Michael Breidenbruecker of RJDJ, the studio behind the sound-based augmented reality game Dimensions explains how augmented reality uses real life to create a different immersive gaming experience that he calls “personal gaming.”

This should totally be a companion to your real life," he adds. "Most games are designed so that they need your full attention -- you either interact or you don't, but when you interact, you're in that world. What we tried to do is make it work in parallel to whatever you do, to your life, really. You just put it in your pocket, and everything around you is enhanced.

Games that don’t require the player’s “full attention” aren’t new; interruptibility is the bread and butter of the casual game market. However, the idea that this might actually make the experience more immersive is interesting.

Historically, two schools of gaming (and really, digital narrative as a whole) have emerged: one which embraces immersion (console gaming, board games, CAVE installations, the novel), and one which embraces interruptibility and integration (Words With Friends, Angry Birds, serial fiction, blogs). In the past, the two have seemed to be at odds. Even ARGs, which require real-world interaction, are played through the lens of the game environment, and the very idea of “alternate reality” suggests escapism. They require one’s “full attention” to achieve their immersive effect.

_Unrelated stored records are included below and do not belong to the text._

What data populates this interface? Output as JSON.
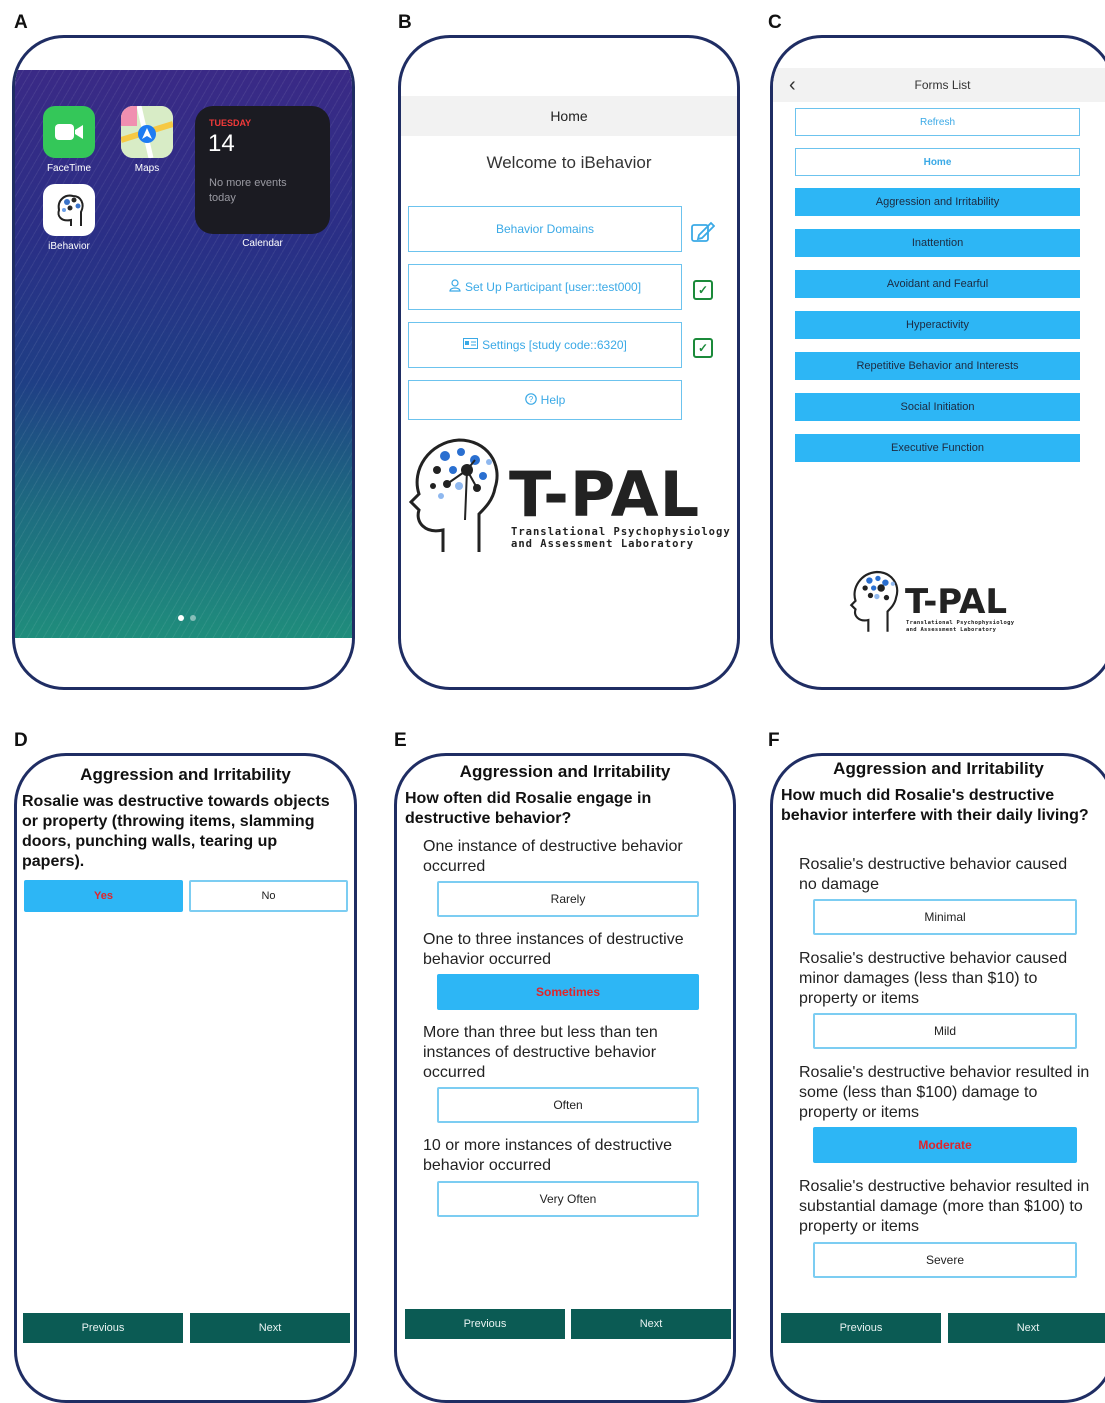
{
  "panel_labels": [
    "A",
    "B",
    "C",
    "D",
    "E",
    "F"
  ],
  "panel_a": {
    "apps": [
      {
        "name": "FaceTime",
        "icon": "facetime-icon",
        "color": "#34c759"
      },
      {
        "name": "Maps",
        "icon": "maps-icon",
        "color": "#e9e6df"
      },
      {
        "name": "iBehavior",
        "icon": "ibehavior-icon",
        "color": "#ffffff"
      }
    ],
    "widget": {
      "day_of_week": "TUESDAY",
      "day": "14",
      "events": "No more events today",
      "name": "Calendar"
    }
  },
  "panel_b": {
    "header": "Home",
    "welcome": "Welcome to iBehavior",
    "buttons": {
      "behavior_domains": "Behavior Domains",
      "setup_participant": "Set Up Participant [user::test000]",
      "settings": "Settings [study code::6320]",
      "help": "Help"
    },
    "logo": {
      "title": "T-PAL",
      "sub1": "Translational Psychophysiology",
      "sub2": "and Assessment Laboratory"
    }
  },
  "panel_c": {
    "header": "Forms List",
    "refresh": "Refresh",
    "home": "Home",
    "forms": [
      "Aggression and Irritability",
      "Inattention",
      "Avoidant and Fearful",
      "Hyperactivity",
      "Repetitive Behavior and Interests",
      "Social Initiation",
      "Executive Function"
    ],
    "logo": {
      "title": "T-PAL",
      "sub1": "Translational Psychophysiology",
      "sub2": "and Assessment Laboratory"
    }
  },
  "panel_d": {
    "title": "Aggression and Irritability",
    "question": "Rosalie was destructive towards objects or property (throwing items, slamming doors, punching walls, tearing up papers).",
    "yes": "Yes",
    "no": "No",
    "previous": "Previous",
    "next": "Next"
  },
  "panel_e": {
    "title": "Aggression and Irritability",
    "question": "How often did Rosalie engage in destructive behavior?",
    "options": [
      {
        "desc": "One instance of destructive behavior occurred",
        "label": "Rarely"
      },
      {
        "desc": "One to three instances of destructive behavior occurred",
        "label": "Sometimes"
      },
      {
        "desc": "More than three but less than ten instances of destructive behavior occurred",
        "label": "Often"
      },
      {
        "desc": "10 or more instances of destructive behavior occurred",
        "label": "Very Often"
      }
    ],
    "previous": "Previous",
    "next": "Next"
  },
  "panel_f": {
    "title": "Aggression and Irritability",
    "question": "How much did Rosalie's destructive behavior interfere with their daily living?",
    "options": [
      {
        "desc": "Rosalie's destructive behavior caused no damage",
        "label": "Minimal"
      },
      {
        "desc": "Rosalie's destructive behavior caused minor damages (less than $10) to property or items",
        "label": "Mild"
      },
      {
        "desc": "Rosalie's destructive behavior resulted in some (less than $100) damage to property or items",
        "label": "Moderate"
      },
      {
        "desc": "Rosalie's destructive behavior resulted in substantial damage (more than $100) to property or items",
        "label": "Severe"
      }
    ],
    "previous": "Previous",
    "next": "Next"
  },
  "colors": {
    "accent": "#2db6f5",
    "nav": "#0b5b54",
    "selected_text": "#e0242a",
    "frame": "#1f2d63"
  }
}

What, then, does it mean to be immersive if the aim is not to be carried into a trance? Is the future of gaming—without venturing into gamification—that I might be immersed in a game while buying milk and stopping by the post office?